Voluntary withdrawal must be in writing and requires the approval of the Associate Dean for Student Affairs and Communications. A student who stops attending classes at the law school without this approval after registering or being registered will be deemed to remain enrolled in his or her courses. Failure to take an examination or otherwise complete a course satisfactorily will result in a grade of F (0.00) in the course.
A student who withdraws in good standing and is granted a leave of absence may return if the amount of time the student will have been absent from the school since the student’s last matriculation does not exceed three years.
The school reserves the right to raise questions as to character that have arisen during the interim and to refuse readmission on these grounds, subject to the right of the student to petition the Administrative Committee for readmission.
A student who withdraws in good standing, but who has been absent longer than three years is not entitled to be readmitted but may petition the Administrative Committee for an exception to the rule on the basis of extraordinary circumstances.
In all circumstances, as indicated in the section on Completion Timeframe, students must complete degree requirements within 84 months from initial enrollment in law school, including any leaves of absence.
A student who withdraws must clean out his/her locker and student mailbox, return her/his student identification card, and, if applicable, return his/her parking hangtag. Blackboard, Bloomberg Law, Lexis, and Westlaw accounts are cancelled for all students who withdraw.
If the student receives financial aid, s/he should contact the Financial Aid Office (410-706-7347) to inquire about financial obligations which may result from withdrawal. Questions concerning student accounts (for example, if you have a balance due or if you may be due a refund) should be directed to the Student Accounts Office (410-706-2930). International students should contact the Campus Office of Records & Registration (410-706-7480) regarding their visa status.
A student may write a paper in satisfaction of the requirements of two seminars taken simultaneously, if it is approved by the seminar instructors and the Curriculum Committee in advance and on condition that the seminar instructors consult with each other on supervising the paper and on the grade. (The grade need not be the same for each seminar). A project of this nature will not be approved by the Curriculum Committee unless it is at least the equivalent of four-credit independent written work.

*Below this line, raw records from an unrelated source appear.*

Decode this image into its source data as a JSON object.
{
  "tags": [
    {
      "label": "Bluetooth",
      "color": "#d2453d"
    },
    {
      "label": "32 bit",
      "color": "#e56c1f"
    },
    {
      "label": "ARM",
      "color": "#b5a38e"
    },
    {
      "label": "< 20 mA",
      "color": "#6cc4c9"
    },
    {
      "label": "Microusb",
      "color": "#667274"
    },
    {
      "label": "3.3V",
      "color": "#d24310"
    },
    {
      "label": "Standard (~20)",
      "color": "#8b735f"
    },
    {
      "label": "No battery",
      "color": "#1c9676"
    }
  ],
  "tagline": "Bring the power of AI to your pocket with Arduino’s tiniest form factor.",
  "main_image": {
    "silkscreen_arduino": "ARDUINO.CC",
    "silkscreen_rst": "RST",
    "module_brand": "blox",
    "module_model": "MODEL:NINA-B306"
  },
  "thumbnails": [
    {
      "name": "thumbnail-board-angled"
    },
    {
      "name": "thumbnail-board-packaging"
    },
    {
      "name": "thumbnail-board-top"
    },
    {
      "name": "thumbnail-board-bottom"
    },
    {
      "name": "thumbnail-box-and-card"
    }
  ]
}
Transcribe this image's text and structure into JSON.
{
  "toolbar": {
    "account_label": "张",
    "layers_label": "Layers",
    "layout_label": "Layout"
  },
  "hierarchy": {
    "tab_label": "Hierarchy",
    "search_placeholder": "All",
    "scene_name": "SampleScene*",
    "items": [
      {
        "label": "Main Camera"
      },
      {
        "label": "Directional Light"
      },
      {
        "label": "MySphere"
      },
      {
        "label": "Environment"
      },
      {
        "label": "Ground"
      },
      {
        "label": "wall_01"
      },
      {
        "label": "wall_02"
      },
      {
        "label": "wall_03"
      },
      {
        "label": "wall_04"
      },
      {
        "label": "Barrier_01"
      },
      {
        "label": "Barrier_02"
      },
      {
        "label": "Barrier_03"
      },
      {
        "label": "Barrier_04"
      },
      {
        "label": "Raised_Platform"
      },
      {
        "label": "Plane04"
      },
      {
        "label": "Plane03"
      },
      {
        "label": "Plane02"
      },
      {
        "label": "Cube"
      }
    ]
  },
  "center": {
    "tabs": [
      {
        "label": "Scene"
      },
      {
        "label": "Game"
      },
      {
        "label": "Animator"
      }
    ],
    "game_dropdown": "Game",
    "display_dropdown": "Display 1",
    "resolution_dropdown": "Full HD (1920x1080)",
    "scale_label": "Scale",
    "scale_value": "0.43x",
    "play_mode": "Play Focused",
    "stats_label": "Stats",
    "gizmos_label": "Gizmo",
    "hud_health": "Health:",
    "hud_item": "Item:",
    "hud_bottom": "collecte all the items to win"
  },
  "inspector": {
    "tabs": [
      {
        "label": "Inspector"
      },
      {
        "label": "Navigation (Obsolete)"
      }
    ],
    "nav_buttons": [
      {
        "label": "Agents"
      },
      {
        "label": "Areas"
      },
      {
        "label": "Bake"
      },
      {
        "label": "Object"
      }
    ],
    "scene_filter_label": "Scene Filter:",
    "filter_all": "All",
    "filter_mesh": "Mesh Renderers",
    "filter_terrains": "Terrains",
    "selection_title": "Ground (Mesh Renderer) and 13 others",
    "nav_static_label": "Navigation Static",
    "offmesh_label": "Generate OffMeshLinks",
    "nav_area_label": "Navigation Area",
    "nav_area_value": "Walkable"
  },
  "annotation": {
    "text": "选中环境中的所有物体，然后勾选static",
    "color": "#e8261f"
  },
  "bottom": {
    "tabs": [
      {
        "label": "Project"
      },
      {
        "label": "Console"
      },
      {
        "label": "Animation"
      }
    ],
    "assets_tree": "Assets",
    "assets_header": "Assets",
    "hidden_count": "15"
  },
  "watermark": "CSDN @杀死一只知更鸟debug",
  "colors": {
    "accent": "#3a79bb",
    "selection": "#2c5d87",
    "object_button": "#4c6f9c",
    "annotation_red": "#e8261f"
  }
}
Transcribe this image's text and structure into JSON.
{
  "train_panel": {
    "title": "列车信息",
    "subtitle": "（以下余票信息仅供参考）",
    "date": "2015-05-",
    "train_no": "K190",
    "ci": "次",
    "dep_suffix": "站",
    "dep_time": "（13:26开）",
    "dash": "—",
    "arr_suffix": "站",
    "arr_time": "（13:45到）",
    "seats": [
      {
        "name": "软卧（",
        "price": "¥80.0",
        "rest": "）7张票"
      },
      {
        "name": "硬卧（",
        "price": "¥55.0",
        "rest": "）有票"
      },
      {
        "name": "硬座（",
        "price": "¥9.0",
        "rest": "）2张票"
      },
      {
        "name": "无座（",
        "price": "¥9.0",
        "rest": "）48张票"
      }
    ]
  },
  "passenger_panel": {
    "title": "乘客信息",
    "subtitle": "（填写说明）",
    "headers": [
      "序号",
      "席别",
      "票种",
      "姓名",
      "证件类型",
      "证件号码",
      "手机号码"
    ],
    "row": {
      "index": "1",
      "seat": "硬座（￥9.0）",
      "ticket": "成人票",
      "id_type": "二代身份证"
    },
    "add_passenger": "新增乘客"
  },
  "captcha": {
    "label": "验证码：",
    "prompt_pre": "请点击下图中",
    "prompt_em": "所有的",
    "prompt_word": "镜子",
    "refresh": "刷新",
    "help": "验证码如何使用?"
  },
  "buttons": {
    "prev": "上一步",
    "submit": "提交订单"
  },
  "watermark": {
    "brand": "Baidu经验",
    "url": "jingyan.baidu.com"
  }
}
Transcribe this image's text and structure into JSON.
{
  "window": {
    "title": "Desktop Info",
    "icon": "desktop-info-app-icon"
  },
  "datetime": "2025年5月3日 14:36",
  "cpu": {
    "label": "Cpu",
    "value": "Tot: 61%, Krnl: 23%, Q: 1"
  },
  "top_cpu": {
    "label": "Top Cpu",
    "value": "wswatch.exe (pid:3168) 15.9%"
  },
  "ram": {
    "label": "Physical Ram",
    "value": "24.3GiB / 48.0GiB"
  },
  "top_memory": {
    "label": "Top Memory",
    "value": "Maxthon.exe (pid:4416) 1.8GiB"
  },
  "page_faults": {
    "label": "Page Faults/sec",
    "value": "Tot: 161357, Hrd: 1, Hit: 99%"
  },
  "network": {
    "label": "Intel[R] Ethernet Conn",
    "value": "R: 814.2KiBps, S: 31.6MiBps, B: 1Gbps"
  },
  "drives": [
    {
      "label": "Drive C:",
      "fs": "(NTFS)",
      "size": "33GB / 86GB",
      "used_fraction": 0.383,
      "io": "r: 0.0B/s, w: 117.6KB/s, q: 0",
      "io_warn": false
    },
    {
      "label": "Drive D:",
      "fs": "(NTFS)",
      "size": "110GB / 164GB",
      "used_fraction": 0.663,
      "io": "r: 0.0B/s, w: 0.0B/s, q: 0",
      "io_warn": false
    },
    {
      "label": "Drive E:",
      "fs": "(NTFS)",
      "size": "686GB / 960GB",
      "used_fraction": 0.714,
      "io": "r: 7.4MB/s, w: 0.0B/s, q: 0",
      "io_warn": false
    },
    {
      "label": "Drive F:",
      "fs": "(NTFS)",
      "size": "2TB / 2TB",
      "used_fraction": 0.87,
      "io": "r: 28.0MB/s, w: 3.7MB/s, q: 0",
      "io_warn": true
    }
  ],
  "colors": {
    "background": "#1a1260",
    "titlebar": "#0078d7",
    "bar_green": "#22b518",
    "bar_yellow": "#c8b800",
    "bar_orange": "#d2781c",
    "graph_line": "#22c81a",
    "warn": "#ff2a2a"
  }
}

A student may not obtain credit for both independent written work and a seminar, course, or other offering (including Moot Court, The Journal of Business and Technology Law, The Journal of Health Care Law & Policy, The Maryland Journal of International Law, The Maryland Law Journal of Race, Religion, Gender and Class, or The Maryland Law Review) for a single piece of written work, unless this is approved by the Curriculum Committee pursuant to the procedures and conditions for doing independent written work for more than two credits.
500 W. Baltimore Street, Baltimore, MD 21201-1786 PHONE: (410) 706-7214 FAX: (410) 706-4045 / TDD: (410) 706-7714
Admissions: PHONE: (410) 706-3492 FAX: (410) 706-1793
Copyright © 2016, University of Maryland Francis King Carey School of Law. All Rights Reserved.
500 W. Baltimore Street, Baltimore, MD 21201-1786 PHONE: (410) 706-7214 FAX: (410) 706-4045 / TDD: (410) 706-7714
Admissions: PHONE: (410) 706-3492 FAX: (410) 706-1793
Copyright © 2016, University of Maryland Francis King Carey School of Law. All Rights Reserved